In 1965, the Ancient Monuments Society agreed to buy them from the Council for £400. All had existing tenants and the houses were badly in need of repair and modernisation, specifically provision for bathrooms and toilets. The Society lacked the capital to initiate such improvements and the resources to act as landlord. The National Trust was approached initially, but was only interested in managing the whole street. The Society then approached John Smith, founder of the Landmark Trust in 1965 and also an honorary member of the Society of Ancient Monuments. Landmark agreed to acquire the properties.

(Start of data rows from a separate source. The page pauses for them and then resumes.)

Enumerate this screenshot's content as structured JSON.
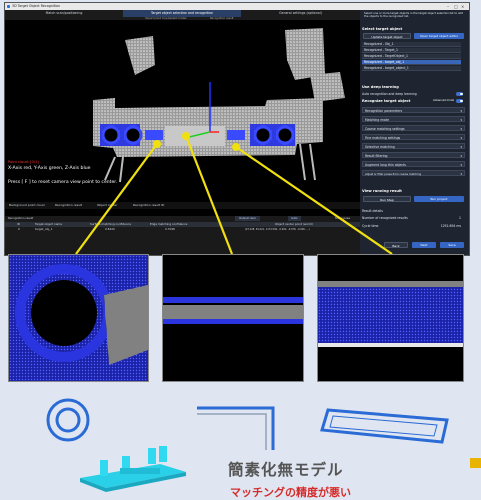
{
  "window": {
    "title": "3D Target Object Recognition",
    "steps": [
      "Match scan/positioning",
      "Target object selection and recognition",
      "General settings (optional)"
    ],
    "substeps": [
      "Import point cloud/select model",
      "Recognition result"
    ]
  },
  "viewport": {
    "status_line": "Point cloud: [0/1]",
    "axis_legend": "X-Axis red, Y-Axis green, Z-Axis blue",
    "hint": "Press [ F ] to reset camera view point to center.",
    "toolbar": [
      "Background point cloud",
      "Recognition result",
      "Object center",
      "Recognition result ID"
    ]
  },
  "table": {
    "title": "Recognition result",
    "sort_label": "Sort",
    "show_label": "Show pose",
    "dropdown_value": "Output rank",
    "auto_label": "Auto",
    "headers": [
      "ID",
      "Target object name",
      "Surface matching confidence",
      "Edge matching confidence",
      "Object center point (world)"
    ],
    "rows": [
      [
        "0",
        "target_obj_1",
        "0.8420",
        "0.7098",
        "(97.228, 81.021, 1174.590, -0.092, -0.078, -0.006, ...)"
      ]
    ]
  },
  "panel": {
    "notice": "Select one or more target objects in the target object selection list to add the objects to the recognized list.",
    "select_target_header": "Select target object",
    "update_button": "Update target object",
    "open_button": "Open target object editor",
    "recognized_items": [
      "Recognized - Obj_1",
      "Recognized - Target_1",
      "Recognized - TargetObject_1",
      "Recognized - target_obj_1",
      "Recognized - target_object_1"
    ],
    "selected_index": 3,
    "deep_learning_header": "Use deep learning",
    "deep_learning_option": "Auto recognition and deep learning",
    "recognize_header": "Recognize target object",
    "advanced_mode": "Advanced mode",
    "dropdowns": [
      "Recognition parameters",
      "Matching mode",
      "Coarse matching settings",
      "Fine matching settings",
      "Selective matching",
      "Result filtering",
      "Augment long thin objects",
      "Adjust or filter poses from coarse matching"
    ],
    "view_header": "View running result",
    "run_step": "Run Step",
    "run_project": "Run project",
    "result_details": "Result details",
    "num_label": "Number of recognized results",
    "num_value": "1",
    "cycle_label": "Cycle time",
    "cycle_value": "1292.894 ms",
    "back": "Back",
    "next": "Next",
    "save": "Save"
  },
  "caption": {
    "title": "簡素化無モデル",
    "subtitle": "マッチングの精度が悪い"
  },
  "colors": {
    "callout": "#f0e010",
    "accent": "#3566c4",
    "subtitle": "#d62b2b",
    "cyan_shape": "#2ad0e8",
    "blue_shape": "#2b6bd6"
  }
}
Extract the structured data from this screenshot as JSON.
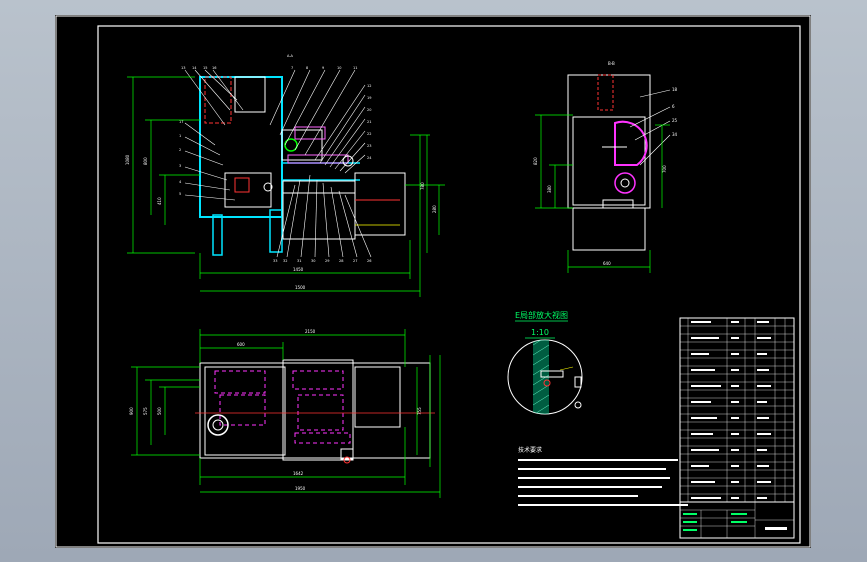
{
  "detail": {
    "title": "E局部放大视图",
    "scale": "1:10"
  },
  "technical_requirements": {
    "heading": "技术要求"
  }
}
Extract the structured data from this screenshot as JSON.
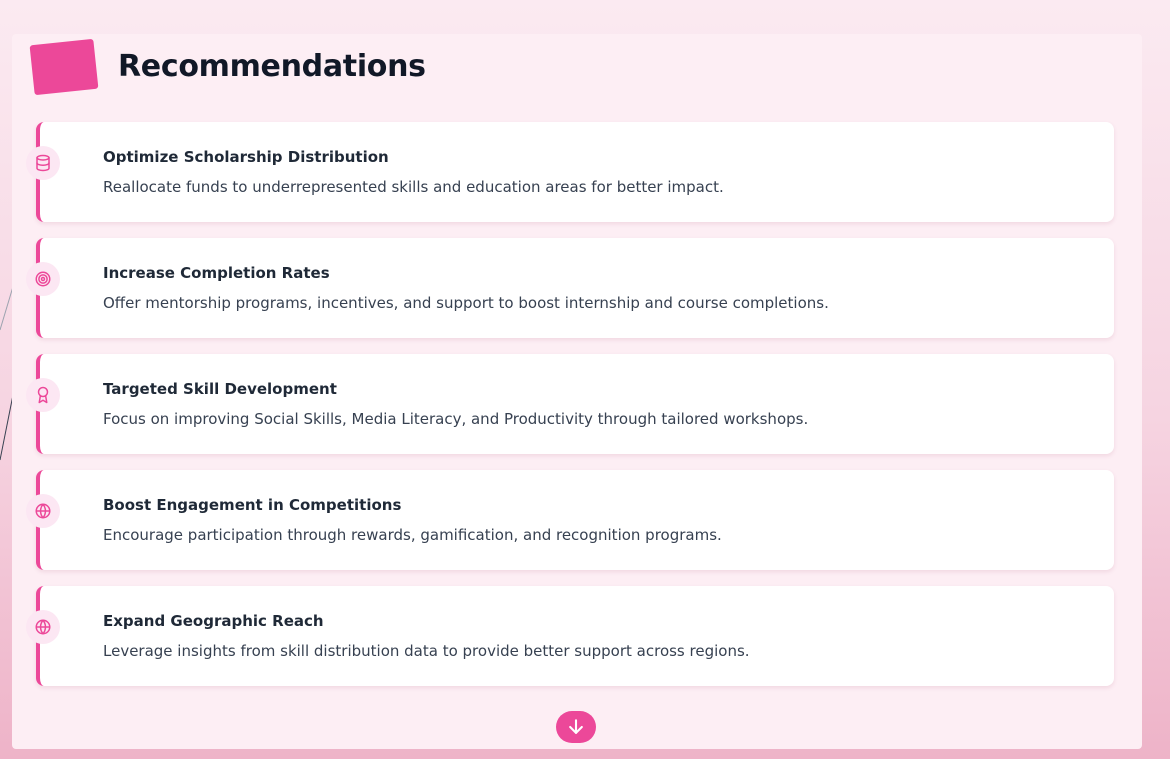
{
  "header": {
    "title": "Recommendations"
  },
  "colors": {
    "accent": "#ec4899",
    "icon_bg": "#fce7f3"
  },
  "recommendations": [
    {
      "icon": "database-icon",
      "title": "Optimize Scholarship Distribution",
      "description": "Reallocate funds to underrepresented skills and education areas for better impact."
    },
    {
      "icon": "target-icon",
      "title": "Increase Completion Rates",
      "description": "Offer mentorship programs, incentives, and support to boost internship and course completions."
    },
    {
      "icon": "award-icon",
      "title": "Targeted Skill Development",
      "description": "Focus on improving Social Skills, Media Literacy, and Productivity through tailored workshops."
    },
    {
      "icon": "globe-icon",
      "title": "Boost Engagement in Competitions",
      "description": "Encourage participation through rewards, gamification, and recognition programs."
    },
    {
      "icon": "globe-icon",
      "title": "Expand Geographic Reach",
      "description": "Leverage insights from skill distribution data to provide better support across regions."
    }
  ],
  "scroll_button": {
    "icon": "arrow-down-icon"
  }
}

Coincidentally, Landmark had also been approached about Numbers 10-11 at the other end of the street. Numbers 4, 5, 6 and 8 were acquired in April1974 and numbers 10-11 soon followed. The appearance of North Street was considerably less uniform than it is now. Doors were of different styles and colours and most of the long second floor windows were partially blocked. With the help of grants from the Historic Buildings Council and the District Council greater uniformity began to be established, a process still continuing. Roofs were stripped and re-laid, and electric cables removed from the front of the houses. Wherever possible, the four-light windows on the second floor were reinstated.

When Landmark bought Number 10, it had been encroached upon considerably by Number 11. It had only a tiny kitchen in an additional lean-to against the main extension at the rear, entered through a door where the rear-facing window in the living room is today. This meant most of today's kitchen and bathroom had become part of Number 11. We demolished this little kitchen lean-to and inserted a new window in place of the door. The area within the main lean-to at the back was rearranged with Number 11, to allow for today's kitchen and a ground floor bathroom behind (a small bathroom on the second floor room was removed). A new pantry was built, and the floor level in the lean-to was lowered on the ground floor. This meant losing the earlier (cramped) first floor in the lean-to and filling in the cellar windows, although the window surrounds were retained. The cramped 18th-century staircase design did not comply with today’s building regulations and so the current steep flight was inserted to be as economical with space as possible, while still meeting requirements. The resulting layout is much closer to that which would have been found in Arkwright's day – a one room deep dwelling, although now with provision for today's necessities: an inside loo and bathroom and a sensibly sized, separate kitchen.

Availability & booking

Select a changeover day to start your booking...

What's a changeover day? and Why can't I select other dates?Explain MoreQuestion

A changeover day is a particular day of the week when holidays start and end at our properties. These tend to be on a Friday or a Monday but can sometimes vary. All stays run from one changeover day until another changeover day.